● BRIEF
Return the lines of the data below in which the string "views" occurs.

=== PROVIDED RECORDS ===

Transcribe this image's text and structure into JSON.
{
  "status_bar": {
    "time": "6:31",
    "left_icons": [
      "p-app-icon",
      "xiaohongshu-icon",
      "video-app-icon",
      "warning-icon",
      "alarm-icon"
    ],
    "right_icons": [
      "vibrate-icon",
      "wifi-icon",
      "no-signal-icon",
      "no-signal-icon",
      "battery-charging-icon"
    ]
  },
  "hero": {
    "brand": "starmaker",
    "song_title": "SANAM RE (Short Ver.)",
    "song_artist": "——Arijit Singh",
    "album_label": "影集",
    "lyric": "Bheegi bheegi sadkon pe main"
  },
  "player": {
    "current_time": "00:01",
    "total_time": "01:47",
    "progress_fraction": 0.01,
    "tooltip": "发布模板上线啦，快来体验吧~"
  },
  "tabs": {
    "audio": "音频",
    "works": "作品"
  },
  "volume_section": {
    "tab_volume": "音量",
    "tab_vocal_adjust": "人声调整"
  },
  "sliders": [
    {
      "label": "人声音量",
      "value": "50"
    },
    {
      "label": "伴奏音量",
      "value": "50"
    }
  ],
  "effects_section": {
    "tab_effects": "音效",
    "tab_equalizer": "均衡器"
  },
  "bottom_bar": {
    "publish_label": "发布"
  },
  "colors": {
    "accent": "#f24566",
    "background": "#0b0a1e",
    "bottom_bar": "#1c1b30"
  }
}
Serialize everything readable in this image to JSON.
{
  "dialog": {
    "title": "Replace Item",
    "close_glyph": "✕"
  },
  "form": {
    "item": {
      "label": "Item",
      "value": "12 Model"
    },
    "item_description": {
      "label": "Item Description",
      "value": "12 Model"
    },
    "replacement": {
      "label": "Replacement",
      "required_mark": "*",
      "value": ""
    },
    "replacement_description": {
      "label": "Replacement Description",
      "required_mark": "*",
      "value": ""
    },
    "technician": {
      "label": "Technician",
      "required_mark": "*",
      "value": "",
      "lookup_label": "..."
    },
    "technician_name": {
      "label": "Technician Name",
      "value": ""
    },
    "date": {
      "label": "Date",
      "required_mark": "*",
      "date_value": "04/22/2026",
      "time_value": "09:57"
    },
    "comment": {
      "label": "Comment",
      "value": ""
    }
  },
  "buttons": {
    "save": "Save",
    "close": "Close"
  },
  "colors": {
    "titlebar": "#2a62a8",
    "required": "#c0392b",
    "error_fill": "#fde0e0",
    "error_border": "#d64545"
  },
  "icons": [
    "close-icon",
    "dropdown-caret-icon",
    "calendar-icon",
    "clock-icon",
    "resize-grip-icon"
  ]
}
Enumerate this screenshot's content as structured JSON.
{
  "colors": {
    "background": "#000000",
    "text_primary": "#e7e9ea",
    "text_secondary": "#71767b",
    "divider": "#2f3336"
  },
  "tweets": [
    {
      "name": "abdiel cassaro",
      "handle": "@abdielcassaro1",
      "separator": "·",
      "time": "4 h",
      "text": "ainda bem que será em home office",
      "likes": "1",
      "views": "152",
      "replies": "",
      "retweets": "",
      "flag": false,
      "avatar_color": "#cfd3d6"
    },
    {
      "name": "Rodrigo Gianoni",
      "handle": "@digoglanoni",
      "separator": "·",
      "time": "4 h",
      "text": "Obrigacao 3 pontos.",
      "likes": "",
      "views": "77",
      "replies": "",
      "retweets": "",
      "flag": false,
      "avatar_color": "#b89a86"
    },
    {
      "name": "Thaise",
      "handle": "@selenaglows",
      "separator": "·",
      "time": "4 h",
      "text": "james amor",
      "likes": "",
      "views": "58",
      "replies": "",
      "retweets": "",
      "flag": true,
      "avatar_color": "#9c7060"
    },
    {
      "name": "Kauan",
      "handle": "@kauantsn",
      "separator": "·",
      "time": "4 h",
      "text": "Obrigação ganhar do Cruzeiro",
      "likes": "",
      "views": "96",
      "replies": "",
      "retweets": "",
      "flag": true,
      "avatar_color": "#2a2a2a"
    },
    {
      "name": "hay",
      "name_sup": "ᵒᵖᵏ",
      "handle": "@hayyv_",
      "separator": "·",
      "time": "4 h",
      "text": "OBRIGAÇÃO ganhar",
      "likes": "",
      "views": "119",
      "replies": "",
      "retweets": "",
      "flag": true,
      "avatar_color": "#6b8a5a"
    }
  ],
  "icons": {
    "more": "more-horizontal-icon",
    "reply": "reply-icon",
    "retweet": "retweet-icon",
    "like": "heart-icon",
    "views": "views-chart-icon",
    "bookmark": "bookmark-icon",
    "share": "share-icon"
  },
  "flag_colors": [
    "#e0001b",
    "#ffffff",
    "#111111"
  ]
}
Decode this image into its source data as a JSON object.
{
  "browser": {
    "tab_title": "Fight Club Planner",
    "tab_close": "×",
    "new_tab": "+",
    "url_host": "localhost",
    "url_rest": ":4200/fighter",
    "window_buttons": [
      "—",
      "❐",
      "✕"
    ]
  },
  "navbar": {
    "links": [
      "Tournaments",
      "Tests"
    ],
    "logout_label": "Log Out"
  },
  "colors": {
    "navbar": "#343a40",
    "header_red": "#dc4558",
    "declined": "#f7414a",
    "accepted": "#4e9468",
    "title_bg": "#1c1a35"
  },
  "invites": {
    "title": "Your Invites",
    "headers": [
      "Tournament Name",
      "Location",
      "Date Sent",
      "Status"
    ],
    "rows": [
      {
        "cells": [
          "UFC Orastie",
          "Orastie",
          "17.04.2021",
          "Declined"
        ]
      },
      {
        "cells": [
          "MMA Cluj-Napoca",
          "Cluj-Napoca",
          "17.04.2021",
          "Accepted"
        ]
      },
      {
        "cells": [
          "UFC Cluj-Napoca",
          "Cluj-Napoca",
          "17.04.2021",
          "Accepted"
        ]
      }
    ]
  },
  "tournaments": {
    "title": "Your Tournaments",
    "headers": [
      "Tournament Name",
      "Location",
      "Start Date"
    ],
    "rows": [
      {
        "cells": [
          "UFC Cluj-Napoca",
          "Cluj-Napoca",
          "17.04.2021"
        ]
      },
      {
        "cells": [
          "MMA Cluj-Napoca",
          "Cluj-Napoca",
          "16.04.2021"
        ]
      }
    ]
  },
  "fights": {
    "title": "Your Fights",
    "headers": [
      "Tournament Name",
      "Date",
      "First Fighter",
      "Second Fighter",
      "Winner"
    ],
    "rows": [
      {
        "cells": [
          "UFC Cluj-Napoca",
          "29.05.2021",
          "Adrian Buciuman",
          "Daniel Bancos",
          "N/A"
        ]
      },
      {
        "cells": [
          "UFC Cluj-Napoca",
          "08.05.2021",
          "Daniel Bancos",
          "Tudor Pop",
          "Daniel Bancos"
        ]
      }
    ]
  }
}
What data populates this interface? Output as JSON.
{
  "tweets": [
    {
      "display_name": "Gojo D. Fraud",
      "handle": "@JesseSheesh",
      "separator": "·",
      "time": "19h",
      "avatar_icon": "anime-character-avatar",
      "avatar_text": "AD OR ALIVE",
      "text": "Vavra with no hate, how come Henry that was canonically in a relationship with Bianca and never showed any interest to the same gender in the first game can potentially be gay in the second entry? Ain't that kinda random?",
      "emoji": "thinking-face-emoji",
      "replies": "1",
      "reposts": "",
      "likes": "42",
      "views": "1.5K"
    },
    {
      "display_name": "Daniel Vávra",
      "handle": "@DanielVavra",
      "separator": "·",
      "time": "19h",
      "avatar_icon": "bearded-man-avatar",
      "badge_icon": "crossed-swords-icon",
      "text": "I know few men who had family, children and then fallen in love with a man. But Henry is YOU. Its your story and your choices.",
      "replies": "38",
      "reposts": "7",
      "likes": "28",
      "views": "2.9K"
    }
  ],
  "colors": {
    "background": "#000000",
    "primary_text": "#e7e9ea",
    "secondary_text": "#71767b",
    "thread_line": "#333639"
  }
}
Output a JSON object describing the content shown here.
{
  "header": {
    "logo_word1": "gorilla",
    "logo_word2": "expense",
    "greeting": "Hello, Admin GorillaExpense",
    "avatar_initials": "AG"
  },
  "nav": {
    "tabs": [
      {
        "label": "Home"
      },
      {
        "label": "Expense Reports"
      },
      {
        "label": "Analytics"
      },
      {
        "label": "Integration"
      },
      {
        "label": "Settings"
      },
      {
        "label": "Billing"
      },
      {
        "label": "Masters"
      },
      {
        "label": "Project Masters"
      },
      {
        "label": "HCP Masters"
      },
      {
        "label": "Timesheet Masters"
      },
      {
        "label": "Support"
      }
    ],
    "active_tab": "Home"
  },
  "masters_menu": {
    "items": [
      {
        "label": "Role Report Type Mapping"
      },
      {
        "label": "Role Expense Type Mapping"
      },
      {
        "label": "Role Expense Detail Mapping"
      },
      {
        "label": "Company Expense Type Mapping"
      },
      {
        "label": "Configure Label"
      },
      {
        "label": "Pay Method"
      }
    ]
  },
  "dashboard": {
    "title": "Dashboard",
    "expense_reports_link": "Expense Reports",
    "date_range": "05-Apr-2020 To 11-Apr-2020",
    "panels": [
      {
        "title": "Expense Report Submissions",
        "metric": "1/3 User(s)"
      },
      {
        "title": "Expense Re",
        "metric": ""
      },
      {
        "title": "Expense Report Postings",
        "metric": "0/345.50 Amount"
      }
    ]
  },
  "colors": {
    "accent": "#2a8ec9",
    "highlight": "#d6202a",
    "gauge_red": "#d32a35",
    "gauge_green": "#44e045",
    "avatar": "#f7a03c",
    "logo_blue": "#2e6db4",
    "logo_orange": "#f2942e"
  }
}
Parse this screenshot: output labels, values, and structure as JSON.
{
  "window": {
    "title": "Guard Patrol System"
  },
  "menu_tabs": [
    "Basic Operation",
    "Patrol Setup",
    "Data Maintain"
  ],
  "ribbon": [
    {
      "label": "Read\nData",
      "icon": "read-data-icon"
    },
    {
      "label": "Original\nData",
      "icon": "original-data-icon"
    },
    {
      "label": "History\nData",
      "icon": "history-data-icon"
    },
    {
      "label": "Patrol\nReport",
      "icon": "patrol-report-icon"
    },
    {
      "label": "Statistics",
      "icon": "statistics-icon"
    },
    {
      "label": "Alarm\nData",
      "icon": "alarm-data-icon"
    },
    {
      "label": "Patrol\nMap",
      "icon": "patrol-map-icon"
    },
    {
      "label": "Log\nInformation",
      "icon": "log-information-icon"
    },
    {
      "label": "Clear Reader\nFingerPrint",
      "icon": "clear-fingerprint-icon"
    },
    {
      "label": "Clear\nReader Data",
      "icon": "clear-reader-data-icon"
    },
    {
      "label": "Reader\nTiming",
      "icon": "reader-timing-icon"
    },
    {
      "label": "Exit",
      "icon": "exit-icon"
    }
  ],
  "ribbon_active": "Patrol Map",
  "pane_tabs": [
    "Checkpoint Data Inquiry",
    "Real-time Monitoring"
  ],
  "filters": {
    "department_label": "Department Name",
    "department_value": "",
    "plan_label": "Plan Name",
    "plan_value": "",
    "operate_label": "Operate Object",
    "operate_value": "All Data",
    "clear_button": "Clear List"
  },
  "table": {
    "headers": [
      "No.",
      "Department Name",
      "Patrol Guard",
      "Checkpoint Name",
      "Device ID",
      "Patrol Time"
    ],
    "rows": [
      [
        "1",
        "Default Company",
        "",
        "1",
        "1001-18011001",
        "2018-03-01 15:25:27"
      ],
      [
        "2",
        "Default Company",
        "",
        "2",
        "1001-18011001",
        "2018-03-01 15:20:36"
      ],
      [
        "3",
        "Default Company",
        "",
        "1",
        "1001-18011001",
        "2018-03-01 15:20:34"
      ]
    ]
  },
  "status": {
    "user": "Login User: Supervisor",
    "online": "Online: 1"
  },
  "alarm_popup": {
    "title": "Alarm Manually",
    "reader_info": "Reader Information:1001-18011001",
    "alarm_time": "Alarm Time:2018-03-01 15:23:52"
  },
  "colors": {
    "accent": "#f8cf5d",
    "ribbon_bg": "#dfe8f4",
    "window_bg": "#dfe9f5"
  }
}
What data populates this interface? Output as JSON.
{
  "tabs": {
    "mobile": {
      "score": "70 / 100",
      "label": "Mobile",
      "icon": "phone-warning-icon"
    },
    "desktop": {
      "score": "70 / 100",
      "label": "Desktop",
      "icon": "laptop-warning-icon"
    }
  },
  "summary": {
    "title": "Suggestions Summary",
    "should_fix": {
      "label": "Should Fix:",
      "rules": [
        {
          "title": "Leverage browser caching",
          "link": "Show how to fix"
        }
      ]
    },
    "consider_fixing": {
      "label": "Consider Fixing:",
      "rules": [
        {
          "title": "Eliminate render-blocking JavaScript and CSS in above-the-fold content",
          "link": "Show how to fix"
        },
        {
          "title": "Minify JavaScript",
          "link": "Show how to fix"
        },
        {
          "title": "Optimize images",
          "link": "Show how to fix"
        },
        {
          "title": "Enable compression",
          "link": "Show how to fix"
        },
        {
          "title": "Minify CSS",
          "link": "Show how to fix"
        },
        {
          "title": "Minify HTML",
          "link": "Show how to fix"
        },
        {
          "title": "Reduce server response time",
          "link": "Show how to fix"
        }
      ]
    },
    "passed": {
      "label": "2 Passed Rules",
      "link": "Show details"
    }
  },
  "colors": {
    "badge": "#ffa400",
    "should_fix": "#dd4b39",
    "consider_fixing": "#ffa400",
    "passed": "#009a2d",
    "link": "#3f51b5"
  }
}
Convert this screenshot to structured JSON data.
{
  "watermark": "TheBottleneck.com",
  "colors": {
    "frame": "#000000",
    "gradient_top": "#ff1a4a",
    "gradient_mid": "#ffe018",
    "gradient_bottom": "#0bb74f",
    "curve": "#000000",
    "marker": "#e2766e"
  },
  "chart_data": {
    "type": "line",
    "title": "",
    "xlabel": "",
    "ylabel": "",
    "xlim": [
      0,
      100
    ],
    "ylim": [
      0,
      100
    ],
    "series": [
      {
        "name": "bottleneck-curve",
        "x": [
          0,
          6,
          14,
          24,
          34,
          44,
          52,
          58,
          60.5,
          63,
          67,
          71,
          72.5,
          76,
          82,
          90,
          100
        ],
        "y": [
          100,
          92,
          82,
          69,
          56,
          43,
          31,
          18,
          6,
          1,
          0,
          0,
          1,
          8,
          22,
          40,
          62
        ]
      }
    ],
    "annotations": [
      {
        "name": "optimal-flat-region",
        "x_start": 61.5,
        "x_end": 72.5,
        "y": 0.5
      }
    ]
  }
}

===

● YOUR SOLUTION
      "views": "152",
      "views": "77",
      "views": "58",
      "views": "96",
      "views": "119",
    "views": "views-chart-icon",
      "views": "1.5K"
      "views": "2.9K"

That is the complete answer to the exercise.